State. (4) Babu Ramanand Singh, B. L., P, O. Parsa, District
Saran. (5) Babu Sambhu Saran Varma, M. A., B. I., Vakil,
High Court, Patna. (6) Babu Girija pati Sahay, m. A., B. 1, Near Dean's
Tank, Arrah. (7) Babu Padamraj Jain Raniwalı, 7-9, Jugomohan
Mullick's Lane, Calcutta,
(8) Babu Govinda Das, Benares.
krit Studies, Bibar and Orissa, Patna. (12) Babu Manoranjan Ghosh, 1. A., Curator, Patna
Museum. 3. The note dated 10th August, 1918, of the Hon'ble VicePresident regarding withdrawal of Rs. 500 granted by Government for Babu Sarat Chandra Roy's office establishment and to deposit the sum in the Chota Nagpur Bank at Ranchi, was read and confirmed.

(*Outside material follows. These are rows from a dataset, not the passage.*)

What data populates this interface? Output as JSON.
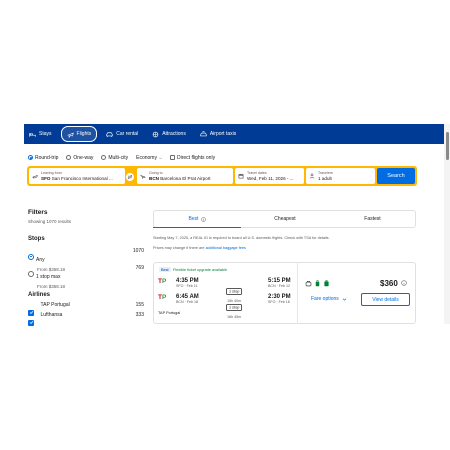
{
  "nav": {
    "tabs": [
      {
        "label": "Stays",
        "icon": "bed-icon"
      },
      {
        "label": "Flights",
        "icon": "plane-icon",
        "active": true
      },
      {
        "label": "Car rental",
        "icon": "car-icon"
      },
      {
        "label": "Attractions",
        "icon": "attractions-icon"
      },
      {
        "label": "Airport taxis",
        "icon": "taxi-icon"
      }
    ]
  },
  "trip_options": {
    "round_trip": "Round-trip",
    "one_way": "One-way",
    "multi_city": "Multi-city",
    "cabin": "Economy",
    "direct_only": "Direct flights only",
    "selected": "Round-trip"
  },
  "search": {
    "from_label": "Leaving from",
    "from_code": "SFO",
    "from_value": "San Francisco International ...",
    "to_label": "Going to",
    "to_code": "BCN",
    "to_value": "Barcelona El Prat Airport",
    "dates_label": "Travel dates",
    "dates_value": "Wed, Feb 11, 2026 - ...",
    "travelers_label": "Travelers",
    "travelers_value": "1 adult",
    "button": "Search"
  },
  "filters": {
    "title": "Filters",
    "showing": "Showing 1070 results",
    "stops_title": "Stops",
    "stops": [
      {
        "label": "Any",
        "price": "From $358.18",
        "count": "1070",
        "selected": true
      },
      {
        "label": "1 stop max",
        "price": "From $358.18",
        "count": "769",
        "selected": false
      }
    ],
    "airlines_title": "Airlines",
    "airlines": [
      {
        "label": "TAP Portugal",
        "count": "155",
        "checked": true
      },
      {
        "label": "Lufthansa",
        "count": "333",
        "checked": true
      }
    ]
  },
  "sort": {
    "tabs": [
      "Best",
      "Cheapest",
      "Fastest"
    ],
    "active": "Best"
  },
  "notice": {
    "real_id": "Starting May 7, 2025, a REAL ID is required to board all U.S. domestic flights. Check with TSA for details.",
    "prices_text": "Prices may change if there are",
    "baggage_link": "additional baggage fees"
  },
  "result": {
    "best_badge": "Best",
    "flex_badge": "Flexible ticket upgrade available",
    "outbound": {
      "depart_time": "4:35 PM",
      "depart_info": "SFO · Feb 11",
      "stops": "1 stop",
      "duration": "15h 40m",
      "arrive_time": "5:15 PM",
      "arrive_info": "BCN · Feb 12"
    },
    "return": {
      "depart_time": "6:45 AM",
      "depart_info": "BCN · Feb 18",
      "stops": "1 stop",
      "duration": "16h 45m",
      "arrive_time": "2:30 PM",
      "arrive_info": "SFO · Feb 18"
    },
    "airline": "TAP Portugal",
    "price": "$360",
    "fare_options": "Fare options",
    "view_details": "View details"
  },
  "colors": {
    "nav": "#003b95",
    "accent": "#006ce4",
    "searchbar": "#ffb700",
    "flex_green": "#008234"
  }
}
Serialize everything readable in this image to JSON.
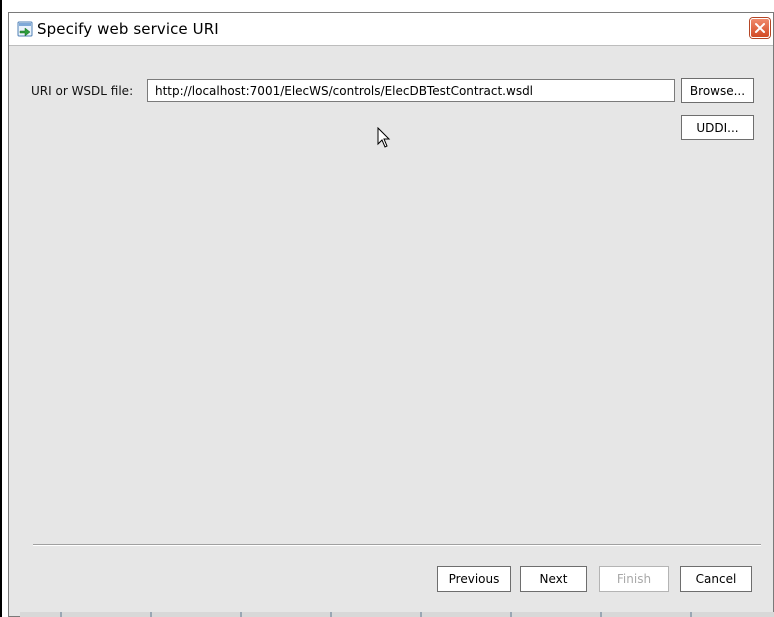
{
  "window": {
    "title": "Specify web service URI",
    "title_icon": "wizard-app-icon",
    "close_icon": "close-icon"
  },
  "form": {
    "uri_label": "URI or WSDL file:",
    "uri_value": "http://localhost:7001/ElecWS/controls/ElecDBTestContract.wsdl",
    "browse_label": "Browse...",
    "uddi_label": "UDDI..."
  },
  "footer": {
    "previous_label": "Previous",
    "next_label": "Next",
    "finish_label": "Finish",
    "finish_enabled": false,
    "cancel_label": "Cancel"
  },
  "colors": {
    "dialog_background": "#e6e6e6",
    "titlebar_background": "#ffffff",
    "close_button": "#d24a25"
  }
}
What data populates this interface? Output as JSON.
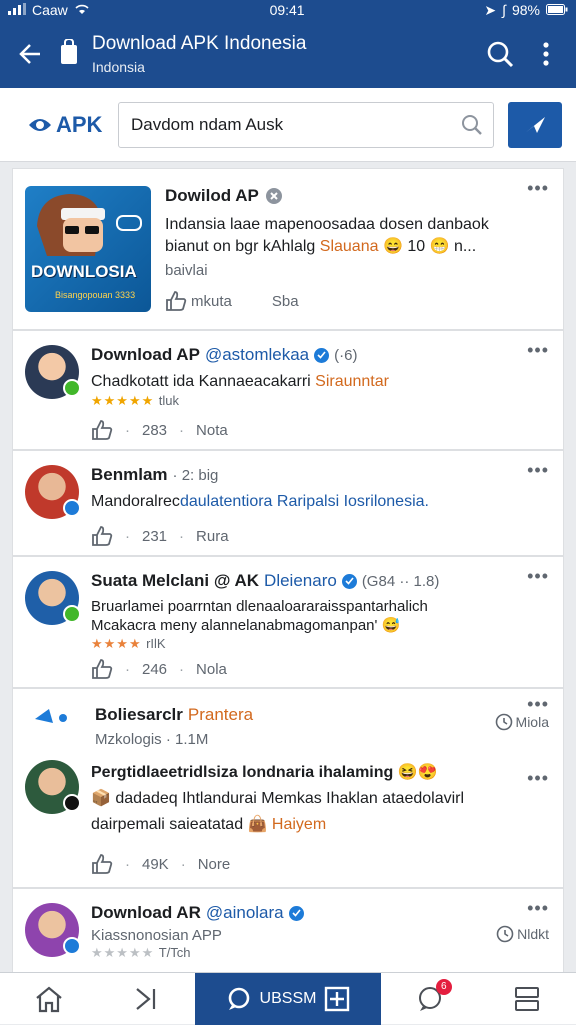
{
  "status_bar": {
    "carrier": "Caaw",
    "time": "09:41",
    "battery": "98%"
  },
  "app_bar": {
    "title": "Download APK Indonesia",
    "subtitle": "Indonsia"
  },
  "search": {
    "logo_text": "APK",
    "value": "Davdom ndam Ausk"
  },
  "featured": {
    "title": "Dowilod AP",
    "desc_line1": "Indansia laae mapenoosadaa dosen danbaok",
    "desc_line2_prefix": "bianut on bgr kAhlalg",
    "desc_line2_highlight": "Slauana",
    "desc_line2_suffix": "10",
    "desc_line2_tail": "n...",
    "meta": "baivlai",
    "action_like": "mkuta",
    "action_share": "Sba",
    "thumb_label": "DOWNLOSIA",
    "thumb_sub": "Bisangopouan 3333"
  },
  "posts": [
    {
      "name": "Download AP",
      "handle": "@astomlekaa",
      "meta": "(·6)",
      "text_prefix": "Chadkotatt ida Kannaeacakarri",
      "text_highlight": "Siraunntar",
      "stars": "★★★★★",
      "sub": "tluk",
      "likes": "283",
      "action": "Nota"
    },
    {
      "name": "Benmlam",
      "handle": "",
      "meta": "· 2: big",
      "text_prefix": "Mandoralrec",
      "text_highlight": "daulatentiora Raripalsi Iosrilonesia.",
      "likes": "231",
      "action": "Rura"
    },
    {
      "name": "Suata Melclani @ AK",
      "handle": "Dleienaro",
      "meta": "(G84 ·· 1.8)",
      "text_line1": "Bruarlamei poarrntan dlenaaloararaisspantarhalich",
      "text_line2": "Mcakacra meny alannelanabmagomanpan'",
      "stars": "★★★★",
      "sub": "rIlK",
      "likes": "246",
      "action": "Nola"
    },
    {
      "name": "Boliesarclr",
      "handle": "",
      "tag": "Prantera",
      "sub": "Mzkologis · 1.1M",
      "time": "Miola"
    },
    {
      "name": "",
      "text_line1": "Pergtidlaeetridlsiza londnaria ihalaming",
      "text_line2": "dadadeq Ihtlandurai Memkas Ihaklan ataedolavirl",
      "text_line3_prefix": "dairpemali saieatatad",
      "text_line3_highlight": "Haiyem",
      "likes": "49K",
      "action": "Nore"
    },
    {
      "name": "Download AR",
      "handle": "@ainolara",
      "sub1": "Kiassnonosian APP",
      "stars": "★★★★★",
      "sub": "T/Tch",
      "time": "Nldkt"
    }
  ],
  "bottom_nav": {
    "active_label": "UBSSM",
    "badge": "6"
  },
  "colors": {
    "primary": "#1d4c8f",
    "accent": "#1d5aa8",
    "link": "#1d5aa8",
    "highlight": "#d2691e"
  }
}
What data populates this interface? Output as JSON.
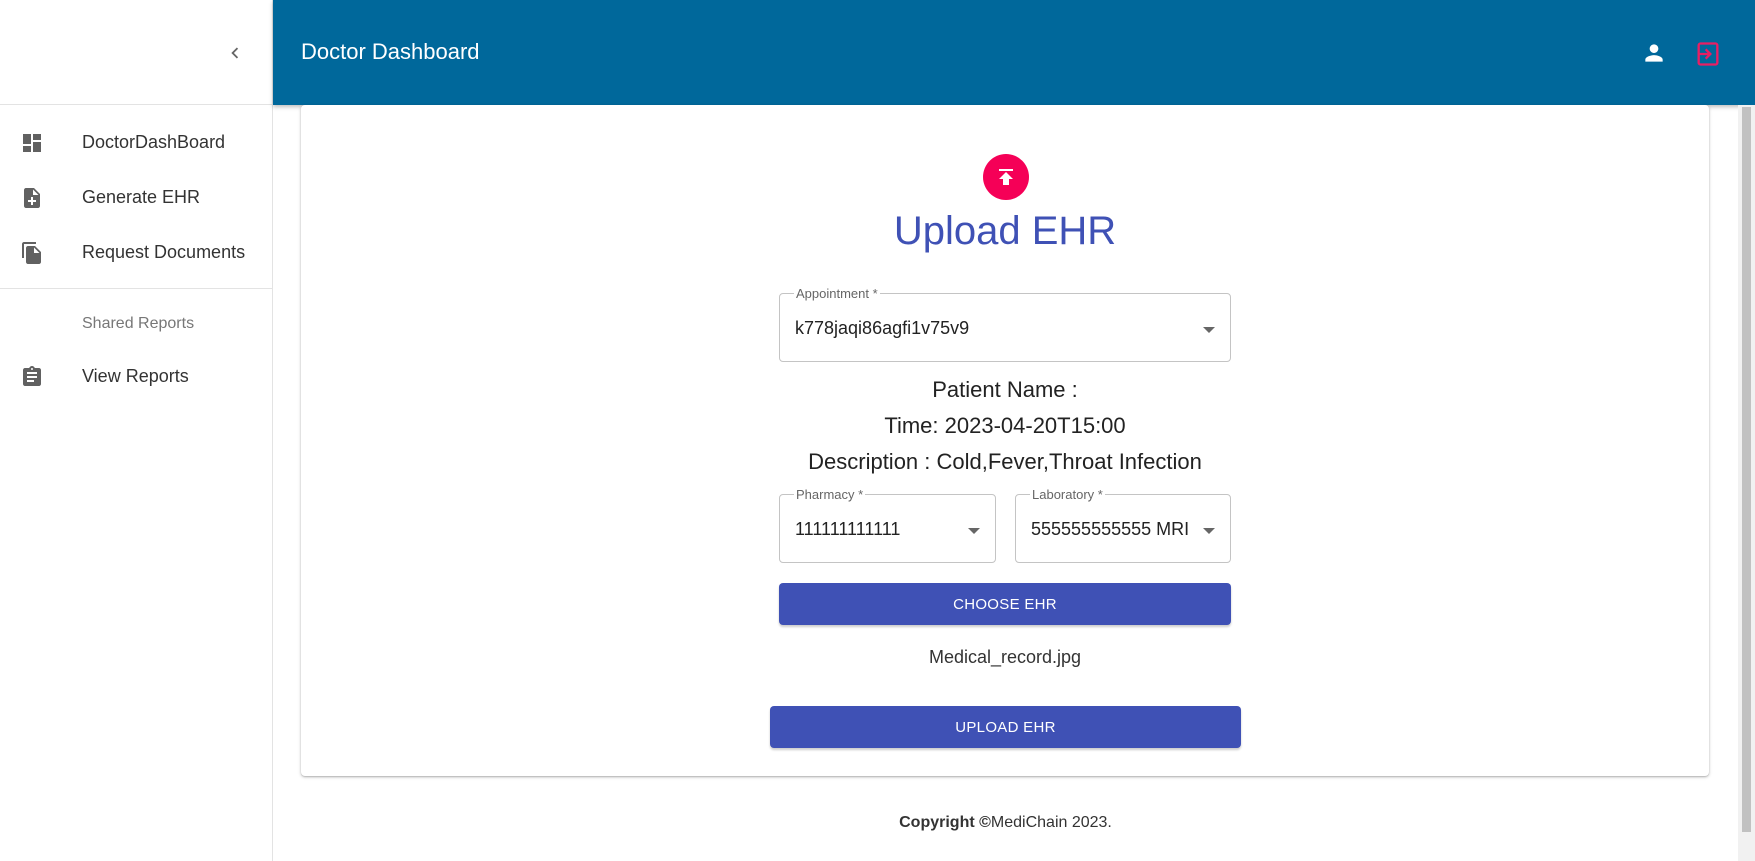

4. Read letter, dated 25th May 1918, from Messrs. Luzac & Co., offering to accept the agency for the sale of the Society's publications on the terms mentioned therein, Resolved that the offer be accepted and also that Messrs. John Grant, Edinburgh, Messrs. Edwards, London, and Messrs. Blackwell, Oxford, be asked for their terms and that agents be also approved in America and Paris.
5. Read letter from Mahamahopadhya Hara Prasad Shastri to His Honour the President, dated 18th June 1918, recommending the appointment of an Assistant on Rs. 25 to the Orissa Pandit.
Mr. Jayaswal said that he had seen the Pandit when at Puri recently, who had shown him Pandit Jagarnath Hot Kabyathirta, the assistant whom he wished to have, who is well qualified in Sanskrit and knows English and who is willing to accept Rs. 20.
Resolved that Pandit Jagarnath Hota Kabyathirta be appointed Assistant to the Orissa Pandit on Rs. 20 per mensem.
. 6. Read a letter, dated 7th November 1918, from Pandit Bisvanath Rath, Kabyathirta, who is engaged in cataloguing manuscript in Orissa, addressed to the Director of Public Instruction,
Resolved that the letter be forwarded to the Director of Public Instruction with recommendation.
7. Read letter No. 1877-E., dated 2nd November 1918, from Under-Secretary to the Goveroment of Bihar and Orissa, Education Department, sanctioning the extra grant of Rs. 400 in connection with the catalogue of Sanskrit manuscript in Bihar districts. Resolved that the thanks of the Council be submitted to Government.
8. The list of books purchased for the Library since the last meeting, amounting to Rs. 379-2-6, was sanctioned.
9. Read an application from the clerk for an increase of his pay (Rs. 35) on account of the present high prices. Resolved that an allowance of Rs. 5 per mensem be given so long as abnormally high prices continued.
10. Read a lett ar from Dr. Spooner, dated 9th November 1918, resigning his membership of the Council as he has been recently transferred from Bankipur. Resolved that the resignation be accepted with regret that Dr. Spooner can no longer continue a member.